Karl Kneip is a regular on the float build team. Woodworking is his favorite part and he was quick to come up with the first prototype of the globe before any work had been done on the rest of the float. His basic design was used for part of the final globe. As in past years, Karl joined in for many of the build sessions, and I have no doubt that he's already thinking about next year's horse!
Phil Brooks, husband of ISTP's own Susan Brooks, joined us again this year and took on some of the most challenging tasks. After his amazing spine of the dragon last year (which alone could support the 12 kids), Phil took on the challenge of creating the spinning globe. Given the challenging design constraints - spinning, yet lit from inside, Phil came up with a novel design in which the weight of the globe rested at the top of a mast around which it could spin. While his design was hidden under the wraps, it was quite amazing! Despite countless hours invested in this and other work for the float, time worked against us - but we'll see the globe spin next year for sure.
Dave Del Grande (and behind the scenes Lori Svikel) came to the rescue (as they had in past years) to ensure that the aesthetics of the float were just right.

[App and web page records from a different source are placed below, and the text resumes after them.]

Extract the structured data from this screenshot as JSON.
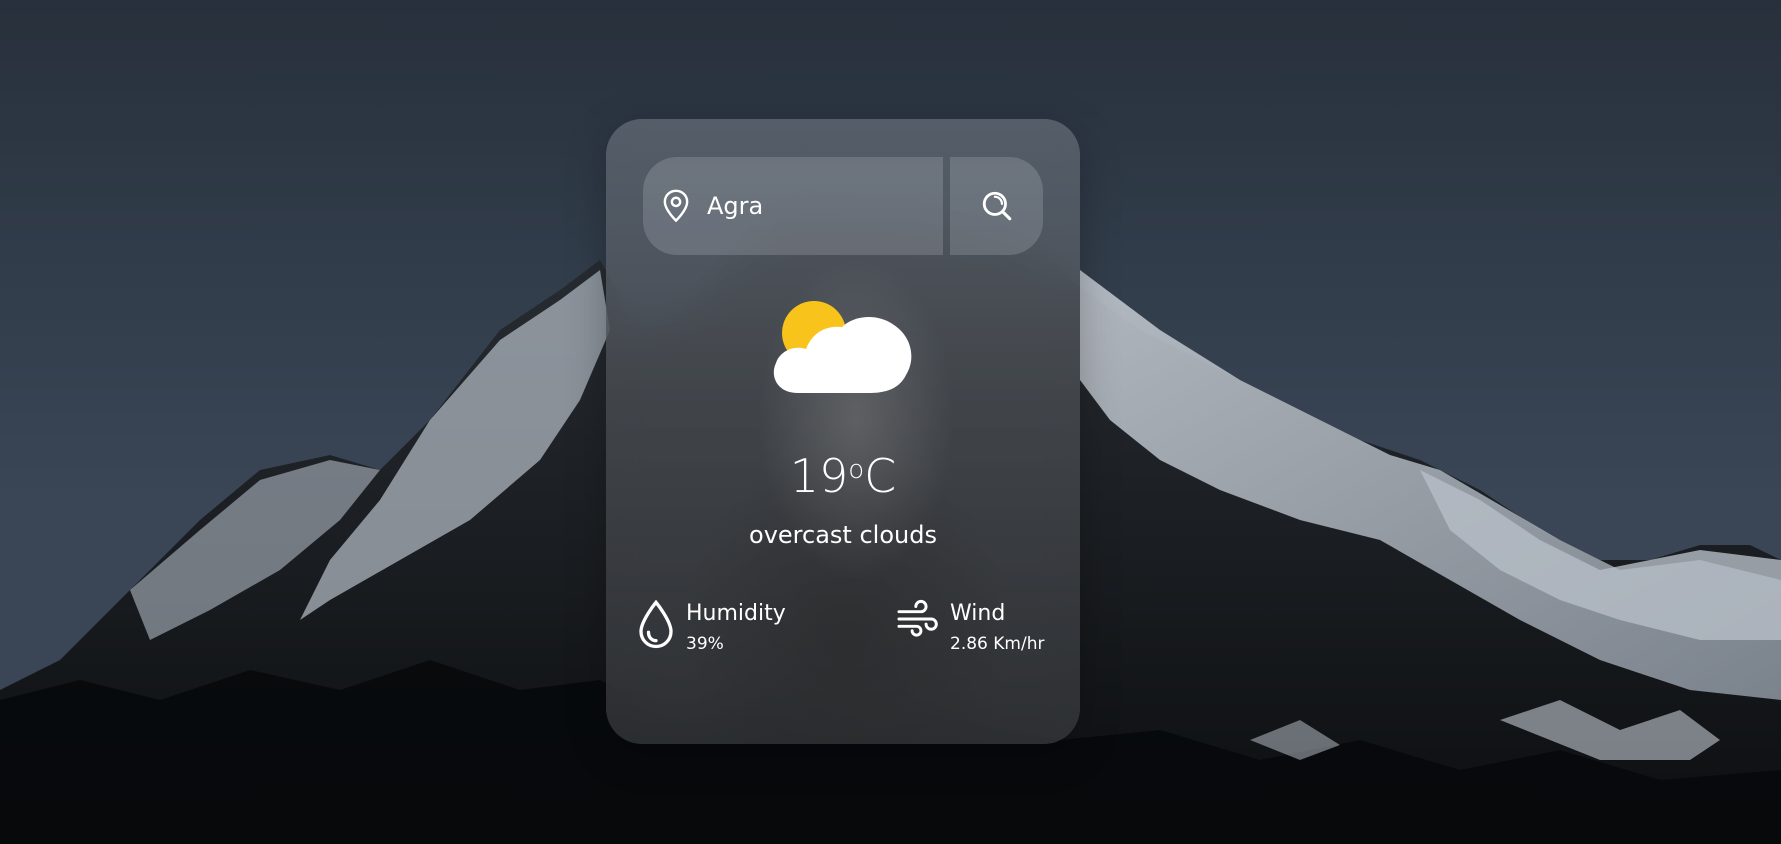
{
  "search": {
    "value": "Agra",
    "location_icon": "map-pin-icon",
    "search_icon": "search-icon"
  },
  "weather": {
    "icon": "partly-cloudy-icon",
    "temperature": "19",
    "unit_degree": "o",
    "unit": "C",
    "description": "overcast clouds"
  },
  "details": {
    "humidity": {
      "icon": "water-drop-icon",
      "label": "Humidity",
      "value": "39%"
    },
    "wind": {
      "icon": "wind-icon",
      "label": "Wind",
      "value": "2.86 Km/hr"
    }
  },
  "colors": {
    "sun": "#f8c31b",
    "cloud": "#ffffff",
    "text": "#ffffff"
  }
}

Whenever something didn't seem right, Dave would get "the look" and set about to fix it. Dave and Lori created the amazing firecrackers as well as the incredible snake head which Dave constructed from over 600 plates and half the hot glue in Northern California! If we ever want somethong to look amazing, we can count on Dave to make it happen! Dave was the "last man working," 8ft up a ladder, still gluing plates just before we rolled onto Market street.
Gary Holmes joined us midway through and worked on many aspects of the build. His unique contribution was in the decoration of the globe, especially the translucent vinyl ISTP lettering around the globe's equator, through which the light glowed, and the blue bouncing "ISTP guy" prominently traveling on top of the globe. He had more to add, but again time worked against us. Still, the globe looked marvelous!

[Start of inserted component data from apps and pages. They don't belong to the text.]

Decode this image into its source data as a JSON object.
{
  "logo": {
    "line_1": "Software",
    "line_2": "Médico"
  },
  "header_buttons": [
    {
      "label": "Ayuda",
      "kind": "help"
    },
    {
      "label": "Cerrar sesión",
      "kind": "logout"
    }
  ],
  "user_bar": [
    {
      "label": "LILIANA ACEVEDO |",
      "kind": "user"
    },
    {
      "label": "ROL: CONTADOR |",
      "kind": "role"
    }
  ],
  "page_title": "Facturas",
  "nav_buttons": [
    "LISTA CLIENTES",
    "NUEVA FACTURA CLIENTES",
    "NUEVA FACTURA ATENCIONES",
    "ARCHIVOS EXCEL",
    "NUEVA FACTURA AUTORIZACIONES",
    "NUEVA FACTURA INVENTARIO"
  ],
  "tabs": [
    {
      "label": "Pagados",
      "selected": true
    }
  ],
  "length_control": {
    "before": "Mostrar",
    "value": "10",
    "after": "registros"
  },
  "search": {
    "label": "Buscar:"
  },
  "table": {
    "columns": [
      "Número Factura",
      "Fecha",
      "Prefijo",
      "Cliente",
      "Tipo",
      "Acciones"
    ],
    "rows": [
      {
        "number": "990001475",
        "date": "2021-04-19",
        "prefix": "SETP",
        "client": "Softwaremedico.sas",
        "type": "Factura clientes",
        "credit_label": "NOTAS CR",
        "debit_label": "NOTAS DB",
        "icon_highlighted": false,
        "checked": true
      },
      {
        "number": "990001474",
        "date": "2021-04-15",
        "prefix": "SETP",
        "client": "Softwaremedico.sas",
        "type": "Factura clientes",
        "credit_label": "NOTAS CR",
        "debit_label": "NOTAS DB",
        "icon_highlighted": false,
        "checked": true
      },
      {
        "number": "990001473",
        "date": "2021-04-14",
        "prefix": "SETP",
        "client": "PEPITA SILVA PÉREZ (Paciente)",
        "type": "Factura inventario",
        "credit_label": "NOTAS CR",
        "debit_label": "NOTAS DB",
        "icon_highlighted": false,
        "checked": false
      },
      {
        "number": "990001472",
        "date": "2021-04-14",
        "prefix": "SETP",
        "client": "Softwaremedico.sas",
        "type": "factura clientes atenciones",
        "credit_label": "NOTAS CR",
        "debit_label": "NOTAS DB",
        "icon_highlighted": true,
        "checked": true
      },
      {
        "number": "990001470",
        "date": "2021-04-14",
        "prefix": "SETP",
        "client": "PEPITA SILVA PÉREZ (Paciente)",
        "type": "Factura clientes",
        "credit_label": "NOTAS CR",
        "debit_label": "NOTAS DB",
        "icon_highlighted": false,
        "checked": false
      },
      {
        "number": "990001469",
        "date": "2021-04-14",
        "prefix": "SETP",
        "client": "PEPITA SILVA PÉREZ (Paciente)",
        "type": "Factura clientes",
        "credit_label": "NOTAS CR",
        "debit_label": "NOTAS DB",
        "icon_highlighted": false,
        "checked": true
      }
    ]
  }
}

Finally, there is Andy Farlie. After getting the "float bug" last year, Andy was back with his big green truck and precision driving skills. We often joke that Andy can do the work of two men, but his real talent is in thinking things through and finding a simple solution. Even after seeing him in action last year, I'm still amazed at his skills in manipulating the trailer. His perfect backing into a ridiculously tight spot in the dark and crowded pier after the parade still leaves me in disbelief. He remains the keeper of the float bed, certain to be back next year!
Thanks also go to Lorin Sharp, who joined us on many build sessions, to Chris Pickett for help with some of the initial snake construction, and to veteran float volunteers Tamer Kira (assembly day), Hon Wah Chin, Ken Leung and Julia Wei (tear-down day). Also, special thanks to the families of all of the volunteers for giving their time and for occasionally bringing kids to the build sessions to join in the fun!
Finally, I'll wrap up by thanking Jim Armstrong, who jumped into the unknown in taking on the role of Parade Chair. He took care of the coordination of all other aspects of the parade, about which I still know nothing. I still don't know what happens in the Chinese Chamber of Commerce, and probably don't want to know, but Jim took care of it! Jim even contributed to the float with his last minute suggestion to add the legs to the dragon head on the front of the truck. It completed the look!